- Scholars who attended Freedom School for two years had fewer school absences and fewer out-of-school suspensions than those who attended one summer. Freedom School scholars who attended two summers averaged almost a full day more in school than those who attended one summer.
Link to Project Reports: Not available
Summary: McClintock Partners In Education (McPIE) contracted with the UNC Charlotte Urban Institute to learn about the impact they have made since starting programming in 2007. The evaluation used both quantitative and qualitative methods. The primary quantitative data collection and analysis utilized the ISC Community Database. The McPIE program list was matched to K-12 administrative records from Charlotte-Mecklenburg Schools as well as the Department of Social Services (DSS). Two demographically similar comparison points were used in the analysis of school data.
The results showed:
- Sixteen and a half percent of students served by McPIE had a reported case of abuse, neglect, or abuse and neglect sometime since the year 2000. Ten reports were substantiated and another 65 cases had services recommended.
- McPIE served students averaged fewer days absent and a smaller percentage experiencing chronic absenteeism than the comparison points.
- The group of McPIE served students who participated in 3 or more McPIE sponsored STEM activities had a higher percentage of students pass their math and science exams in middle and high school than the comparison points.
Link to Project Reports: McClintock Partners in Education Program Evaluation, Full Report; McPIE Top Takeaways
Summary: Children’s Scholarship Fund-Charlotte provides scholarships for low-income students to attend private schools in grades K-8. In order to learn more about the high school outcomes of their former scholarship students, CSF-C contracted with the UNC Charlotte Urban Institute.
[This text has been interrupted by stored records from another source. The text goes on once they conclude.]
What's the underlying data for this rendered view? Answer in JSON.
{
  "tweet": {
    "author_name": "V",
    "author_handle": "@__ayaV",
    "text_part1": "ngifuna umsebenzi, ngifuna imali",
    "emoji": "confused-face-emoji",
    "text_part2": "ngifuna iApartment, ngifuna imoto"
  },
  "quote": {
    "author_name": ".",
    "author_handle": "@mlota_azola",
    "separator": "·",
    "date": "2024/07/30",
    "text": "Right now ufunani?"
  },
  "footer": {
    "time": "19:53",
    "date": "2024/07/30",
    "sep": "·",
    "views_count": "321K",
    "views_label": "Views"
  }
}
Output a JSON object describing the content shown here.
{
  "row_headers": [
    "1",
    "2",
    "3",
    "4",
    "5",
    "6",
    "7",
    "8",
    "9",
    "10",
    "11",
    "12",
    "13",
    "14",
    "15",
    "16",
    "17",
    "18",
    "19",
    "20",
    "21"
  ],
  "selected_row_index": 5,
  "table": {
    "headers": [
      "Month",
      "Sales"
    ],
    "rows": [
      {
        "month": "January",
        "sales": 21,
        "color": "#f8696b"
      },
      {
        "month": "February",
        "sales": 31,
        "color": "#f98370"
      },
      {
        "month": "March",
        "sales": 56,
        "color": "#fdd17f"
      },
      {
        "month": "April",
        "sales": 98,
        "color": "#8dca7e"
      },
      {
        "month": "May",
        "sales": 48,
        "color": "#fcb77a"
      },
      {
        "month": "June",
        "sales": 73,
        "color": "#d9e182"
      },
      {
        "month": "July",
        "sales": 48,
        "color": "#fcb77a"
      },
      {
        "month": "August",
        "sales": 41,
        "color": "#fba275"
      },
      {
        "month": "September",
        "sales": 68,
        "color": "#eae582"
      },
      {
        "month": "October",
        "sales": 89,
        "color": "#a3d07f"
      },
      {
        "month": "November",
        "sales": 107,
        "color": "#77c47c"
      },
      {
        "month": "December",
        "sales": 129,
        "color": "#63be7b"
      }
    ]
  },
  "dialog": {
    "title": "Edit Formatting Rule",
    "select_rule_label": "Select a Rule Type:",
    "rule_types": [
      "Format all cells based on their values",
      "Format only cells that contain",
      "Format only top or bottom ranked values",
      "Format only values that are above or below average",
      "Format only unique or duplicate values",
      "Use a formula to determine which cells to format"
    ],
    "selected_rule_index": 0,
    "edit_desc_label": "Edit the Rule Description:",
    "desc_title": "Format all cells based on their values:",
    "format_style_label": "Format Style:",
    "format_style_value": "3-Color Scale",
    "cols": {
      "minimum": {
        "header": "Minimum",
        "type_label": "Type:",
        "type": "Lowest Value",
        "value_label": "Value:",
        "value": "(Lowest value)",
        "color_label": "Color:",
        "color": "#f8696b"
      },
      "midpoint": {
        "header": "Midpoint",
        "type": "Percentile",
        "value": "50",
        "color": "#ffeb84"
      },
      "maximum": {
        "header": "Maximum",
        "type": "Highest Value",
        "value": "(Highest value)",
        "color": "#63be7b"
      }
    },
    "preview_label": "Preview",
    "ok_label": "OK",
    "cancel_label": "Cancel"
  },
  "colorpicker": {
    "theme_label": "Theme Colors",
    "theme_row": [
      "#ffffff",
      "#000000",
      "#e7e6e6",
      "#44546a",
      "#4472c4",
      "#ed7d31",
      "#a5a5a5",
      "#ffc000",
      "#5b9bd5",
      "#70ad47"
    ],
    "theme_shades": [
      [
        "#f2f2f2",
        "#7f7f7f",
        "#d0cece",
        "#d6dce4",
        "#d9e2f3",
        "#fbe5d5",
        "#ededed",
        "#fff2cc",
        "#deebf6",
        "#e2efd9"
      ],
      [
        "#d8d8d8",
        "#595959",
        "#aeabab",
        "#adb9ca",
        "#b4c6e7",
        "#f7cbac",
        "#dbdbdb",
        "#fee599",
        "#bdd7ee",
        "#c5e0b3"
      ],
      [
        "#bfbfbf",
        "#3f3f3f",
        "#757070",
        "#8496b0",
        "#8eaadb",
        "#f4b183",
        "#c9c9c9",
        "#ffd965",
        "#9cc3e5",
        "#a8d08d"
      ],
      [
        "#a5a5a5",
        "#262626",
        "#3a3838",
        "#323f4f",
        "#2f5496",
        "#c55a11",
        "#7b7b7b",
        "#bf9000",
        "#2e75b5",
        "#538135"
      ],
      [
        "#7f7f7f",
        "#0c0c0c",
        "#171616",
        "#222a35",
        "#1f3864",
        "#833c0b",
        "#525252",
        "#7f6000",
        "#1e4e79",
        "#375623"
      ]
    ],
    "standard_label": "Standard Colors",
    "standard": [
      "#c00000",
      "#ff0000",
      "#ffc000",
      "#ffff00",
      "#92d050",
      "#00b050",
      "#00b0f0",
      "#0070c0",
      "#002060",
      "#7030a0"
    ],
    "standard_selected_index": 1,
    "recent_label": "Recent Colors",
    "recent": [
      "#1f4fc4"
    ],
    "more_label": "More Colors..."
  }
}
The research team used K-12 administrative records from the ISC Community Database and surveys with students who did not match in the database to explore how CSF-C supported students performed in high school on standardized assessments and their attendance and suspension outcomes compared to a demographically similar comparison group.
The results showed:
- A higher percentage of students who received a CSF-C scholarship passed their end-of-course tests in English and math than their peers.
- Students who received a CSF-C scholarship averaged fewer days absent and less experiencing chronic absenteeism (18+ days absent) than their peers.
- Students who received a CSF-C scholarship averaged fewer days suspended and less experiencing any suspension than their peers.
Link to Project Reports: Children’s Scholarship Fund – Charlotte: Executive Summary
Mayor’s Youth Employment Program Evaluation, 2012-2013
Summary: The Mayor’s Youth Employment Program (MYEP) is a summer internship program for 16 to 18 year olds in the Charlotte-Mecklenburg School (CMS) system. In addition to paid summer internships, the program offers occupational training and specialized career explorations. The program is part of the Community Engagement Department of the City of Charlotte and is run by two full-time staff members.
The City of Charlotte contracted the Institute for Social Capital (ISC) to assess the effectiveness of the Mayor’s Youth Employment Program. This program evaluation sought to better understand MYEP’s influence on its participants and the community. Qualitative interviews, document analysis, phone and email surveys, and individual-level school data from CMS administrative records were used to contextualize the program.
Link to Project Reports: This report is not publicly available at this time.